■ Brief: Pictures aside, return every line below exactly as written.

(Supplied data)

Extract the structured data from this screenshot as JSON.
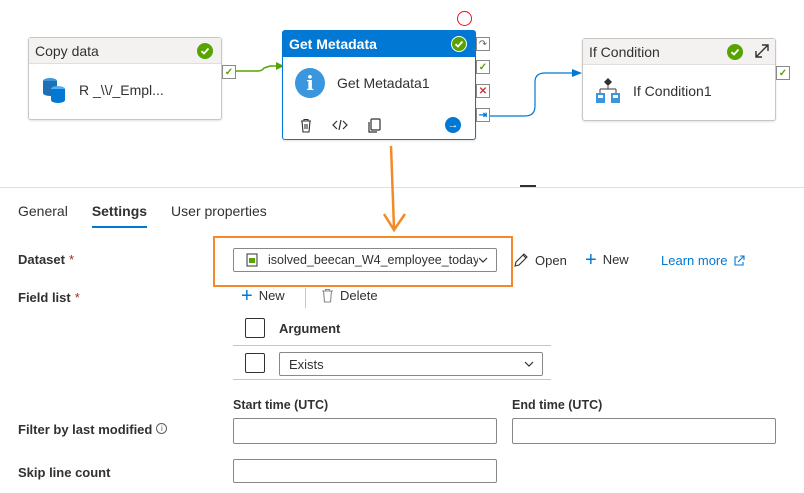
{
  "pipeline": {
    "copy_activity": {
      "title": "Copy data",
      "subtitle": "R       _\\\\/_Empl..."
    },
    "metadata_activity": {
      "title": "Get Metadata",
      "name": "Get Metadata1"
    },
    "if_activity": {
      "title": "If Condition",
      "name": "If Condition1"
    }
  },
  "tabs": [
    {
      "label": "General"
    },
    {
      "label": "Settings"
    },
    {
      "label": "User properties"
    }
  ],
  "form": {
    "dataset_label": "Dataset",
    "dataset_value": "isolved_beecan_W4_employee_today",
    "open_label": "Open",
    "new_label": "New",
    "learn_more_label": "Learn more",
    "field_list_label": "Field list",
    "field_new_label": "New",
    "delete_label": "Delete",
    "argument_header": "Argument",
    "argument_value": "Exists",
    "start_time_label": "Start time (UTC)",
    "end_time_label": "End time (UTC)",
    "filter_label": "Filter by last modified",
    "skip_label": "Skip line count",
    "required_mark": "*"
  },
  "colors": {
    "accent": "#0078d4",
    "success": "#57a300",
    "error": "#d13438",
    "highlight": "#f28a28"
  }
}
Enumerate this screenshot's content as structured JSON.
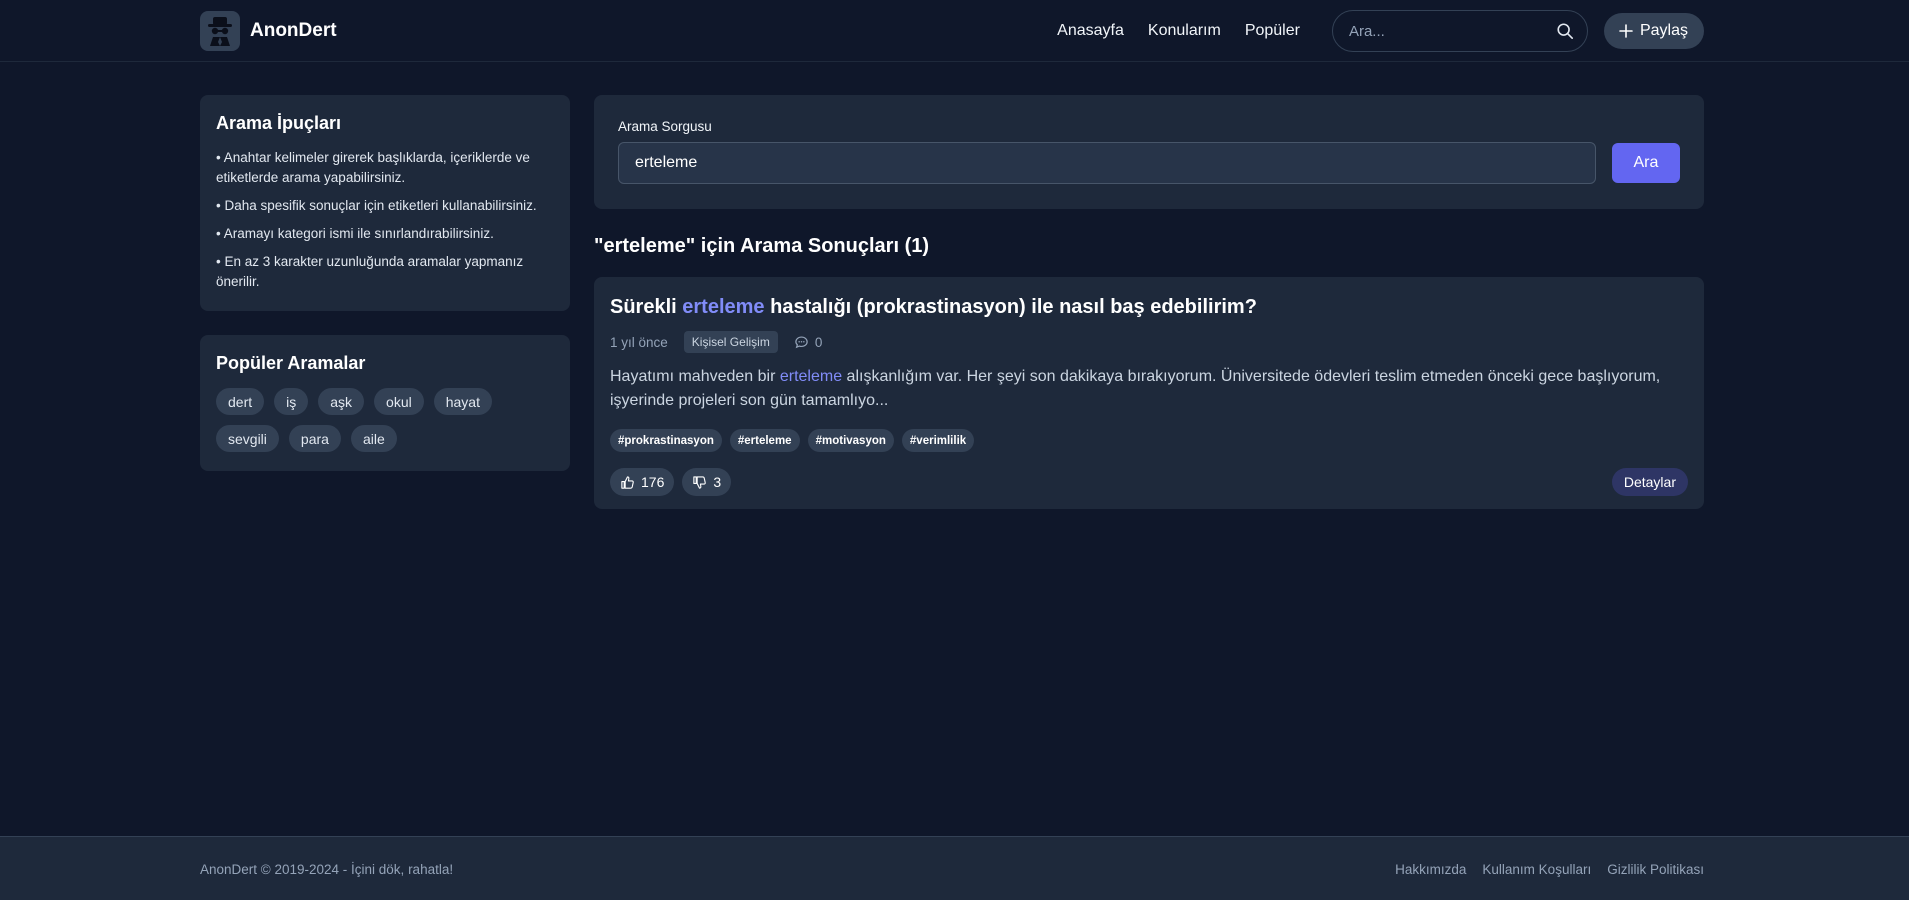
{
  "header": {
    "brand": "AnonDert",
    "nav": [
      "Anasayfa",
      "Konularım",
      "Popüler"
    ],
    "search_placeholder": "Ara...",
    "share_label": "Paylaş"
  },
  "sidebar": {
    "tips_title": "Arama İpuçları",
    "tips": [
      "• Anahtar kelimeler girerek başlıklarda, içeriklerde ve etiketlerde arama yapabilirsiniz.",
      "• Daha spesifik sonuçlar için etiketleri kullanabilirsiniz.",
      "• Aramayı kategori ismi ile sınırlandırabilirsiniz.",
      "• En az 3 karakter uzunluğunda aramalar yapmanız önerilir."
    ],
    "popular_title": "Popüler Aramalar",
    "popular": [
      "dert",
      "iş",
      "aşk",
      "okul",
      "hayat",
      "sevgili",
      "para",
      "aile"
    ]
  },
  "query": {
    "label": "Arama Sorgusu",
    "value": "erteleme",
    "button": "Ara"
  },
  "results": {
    "title": "\"erteleme\" için Arama Sonuçları (1)",
    "items": [
      {
        "title_before": "Sürekli ",
        "title_highlight": "erteleme",
        "title_after": " hastalığı (prokrastinasyon) ile nasıl baş edebilirim?",
        "time": "1 yıl önce",
        "category": "Kişisel Gelişim",
        "comments": "0",
        "excerpt_before": "Hayatımı mahveden bir ",
        "excerpt_highlight": "erteleme",
        "excerpt_after": " alışkanlığım var. Her şeyi son dakikaya bırakıyorum. Üniversitede ödevleri teslim etmeden önceki gece başlıyorum, işyerinde projeleri son gün tamamlıyo...",
        "tags": [
          "#prokrastinasyon",
          "#erteleme",
          "#motivasyon",
          "#verimlilik"
        ],
        "likes": "176",
        "dislikes": "3",
        "details_label": "Detaylar"
      }
    ]
  },
  "footer": {
    "copyright": "AnonDert © 2019-2024 - İçini dök, rahatla!",
    "links": [
      "Hakkımızda",
      "Kullanım Koşulları",
      "Gizlilik Politikası"
    ]
  },
  "colors": {
    "background": "#0f172a",
    "card": "#1e293b",
    "accent": "#6366f1",
    "highlight": "#818cf8"
  },
  "icons": [
    "incognito-logo-icon",
    "search-icon",
    "plus-icon",
    "comment-icon",
    "thumbs-up-icon",
    "thumbs-down-icon"
  ]
}
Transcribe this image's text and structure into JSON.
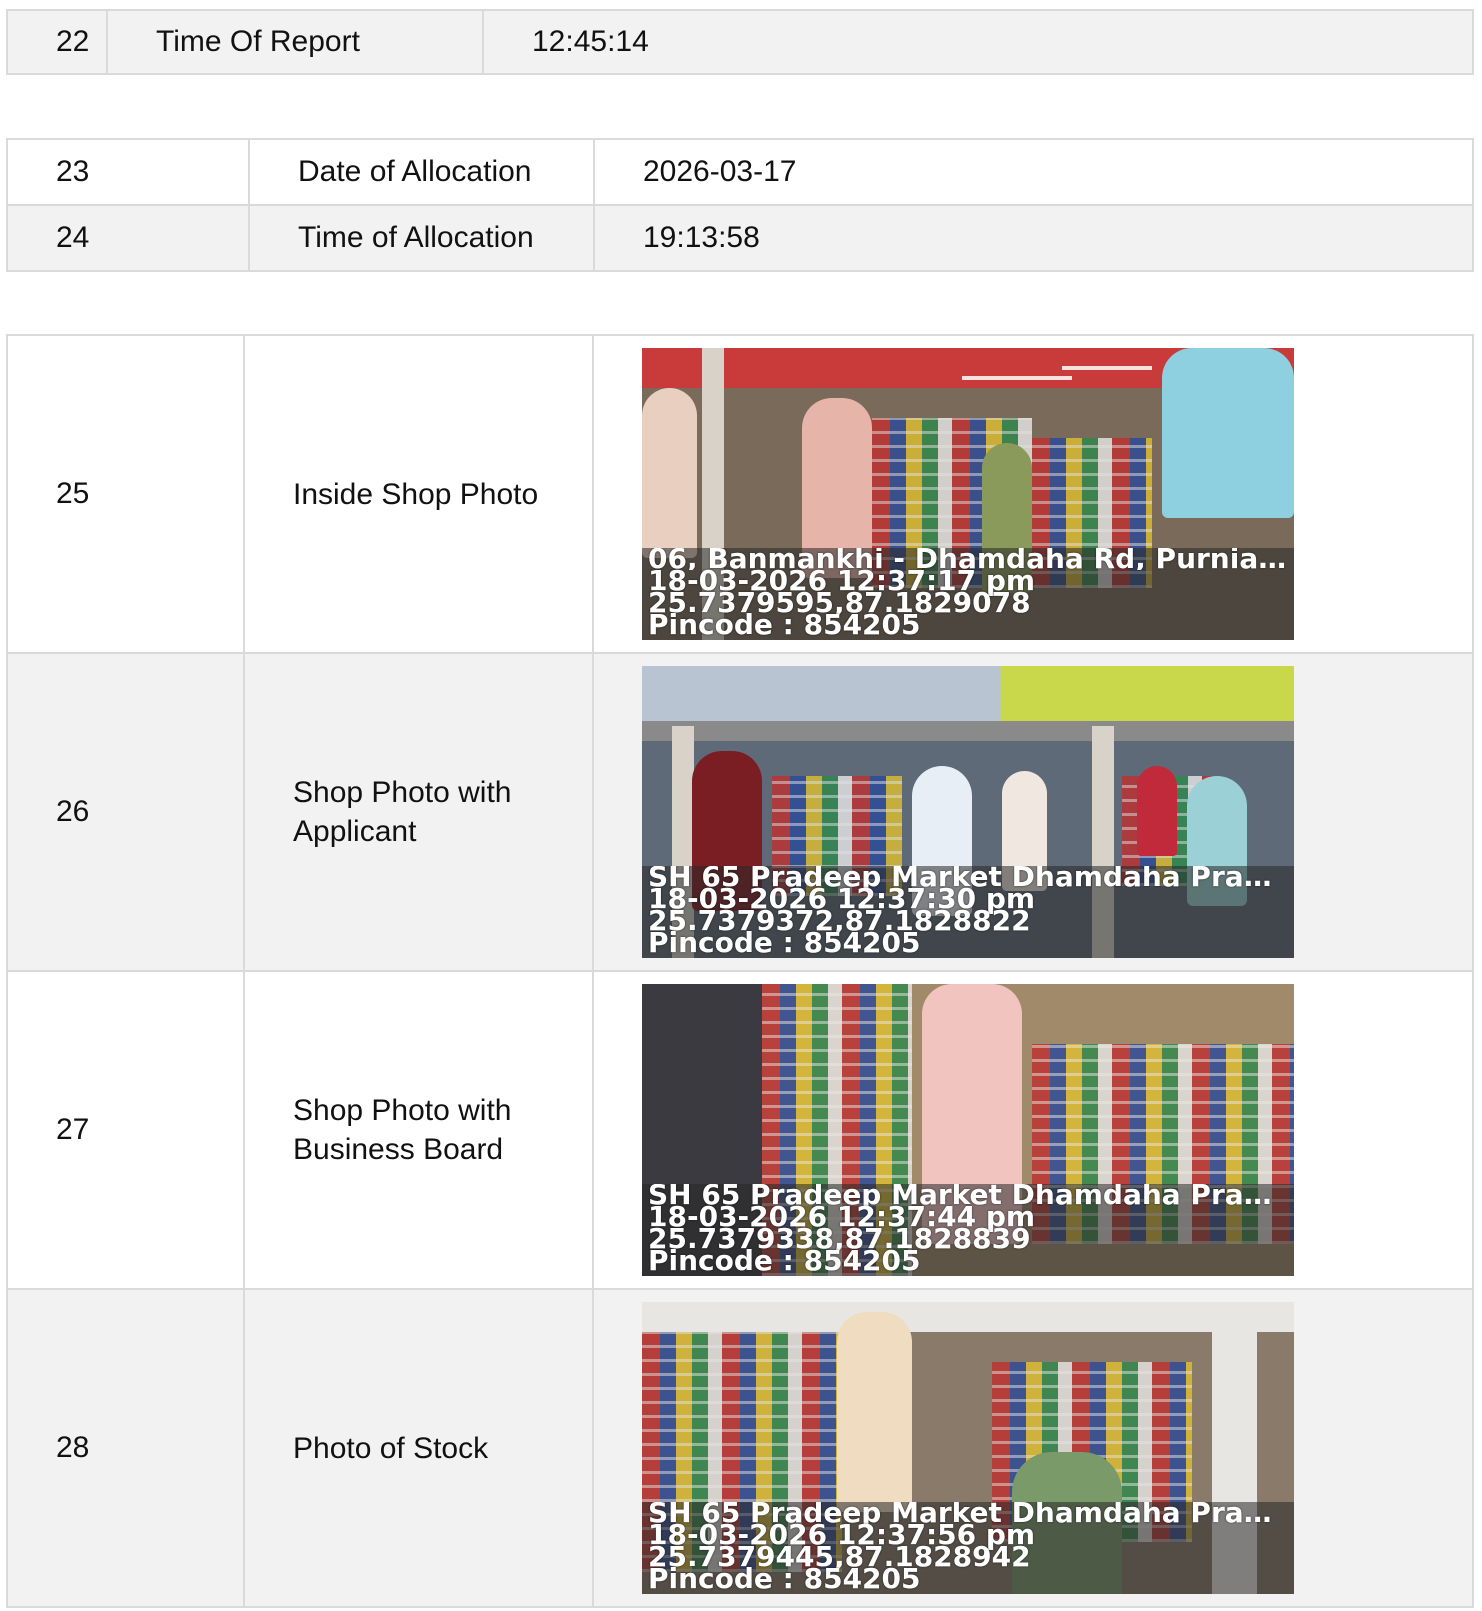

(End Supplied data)

■ Task result:
Extract the structured data from this screenshot as JSON.
{
  "pipeline": {
    "copy_activity": {
      "title": "Copy data",
      "subtitle": "R       _\\\\/_Empl..."
    },
    "metadata_activity": {
      "title": "Get Metadata",
      "name": "Get Metadata1"
    },
    "if_activity": {
      "title": "If Condition",
      "name": "If Condition1"
    }
  },
  "tabs": [
    {
      "label": "General"
    },
    {
      "label": "Settings"
    },
    {
      "label": "User properties"
    }
  ],
  "form": {
    "dataset_label": "Dataset",
    "dataset_value": "isolved_beecan_W4_employee_today",
    "open_label": "Open",
    "new_label": "New",
    "learn_more_label": "Learn more",
    "field_list_label": "Field list",
    "field_new_label": "New",
    "delete_label": "Delete",
    "argument_header": "Argument",
    "argument_value": "Exists",
    "start_time_label": "Start time (UTC)",
    "end_time_label": "End time (UTC)",
    "filter_label": "Filter by last modified",
    "skip_label": "Skip line count",
    "required_mark": "*"
  },
  "colors": {
    "accent": "#0078d4",
    "success": "#57a300",
    "error": "#d13438",
    "highlight": "#f28a28"
  }
}
Enumerate this screenshot's content as structured JSON.
{
  "header": {
    "brand": "AnonDert",
    "nav": [
      "Anasayfa",
      "Konularım",
      "Popüler"
    ],
    "search_placeholder": "Ara...",
    "share_label": "Paylaş"
  },
  "sidebar": {
    "tips_title": "Arama İpuçları",
    "tips": [
      "• Anahtar kelimeler girerek başlıklarda, içeriklerde ve etiketlerde arama yapabilirsiniz.",
      "• Daha spesifik sonuçlar için etiketleri kullanabilirsiniz.",
      "• Aramayı kategori ismi ile sınırlandırabilirsiniz.",
      "• En az 3 karakter uzunluğunda aramalar yapmanız önerilir."
    ],
    "popular_title": "Popüler Aramalar",
    "popular": [
      "dert",
      "iş",
      "aşk",
      "okul",
      "hayat",
      "sevgili",
      "para",
      "aile"
    ]
  },
  "query": {
    "label": "Arama Sorgusu",
    "value": "erteleme",
    "button": "Ara"
  },
  "results": {
    "title": "\"erteleme\" için Arama Sonuçları (1)",
    "items": [
      {
        "title_before": "Sürekli ",
        "title_highlight": "erteleme",
        "title_after": " hastalığı (prokrastinasyon) ile nasıl baş edebilirim?",
        "time": "1 yıl önce",
        "category": "Kişisel Gelişim",
        "comments": "0",
        "excerpt_before": "Hayatımı mahveden bir ",
        "excerpt_highlight": "erteleme",
        "excerpt_after": " alışkanlığım var. Her şeyi son dakikaya bırakıyorum. Üniversitede ödevleri teslim etmeden önceki gece başlıyorum, işyerinde projeleri son gün tamamlıyo...",
        "tags": [
          "#prokrastinasyon",
          "#erteleme",
          "#motivasyon",
          "#verimlilik"
        ],
        "likes": "176",
        "dislikes": "3",
        "details_label": "Detaylar"
      }
    ]
  },
  "footer": {
    "copyright": "AnonDert © 2019-2024 - İçini dök, rahatla!",
    "links": [
      "Hakkımızda",
      "Kullanım Koşulları",
      "Gizlilik Politikası"
    ]
  },
  "colors": {
    "background": "#0f172a",
    "card": "#1e293b",
    "accent": "#6366f1",
    "highlight": "#818cf8"
  },
  "icons": [
    "incognito-logo-icon",
    "search-icon",
    "plus-icon",
    "comment-icon",
    "thumbs-up-icon",
    "thumbs-down-icon"
  ]
}
Transcribe this image's text and structure into JSON.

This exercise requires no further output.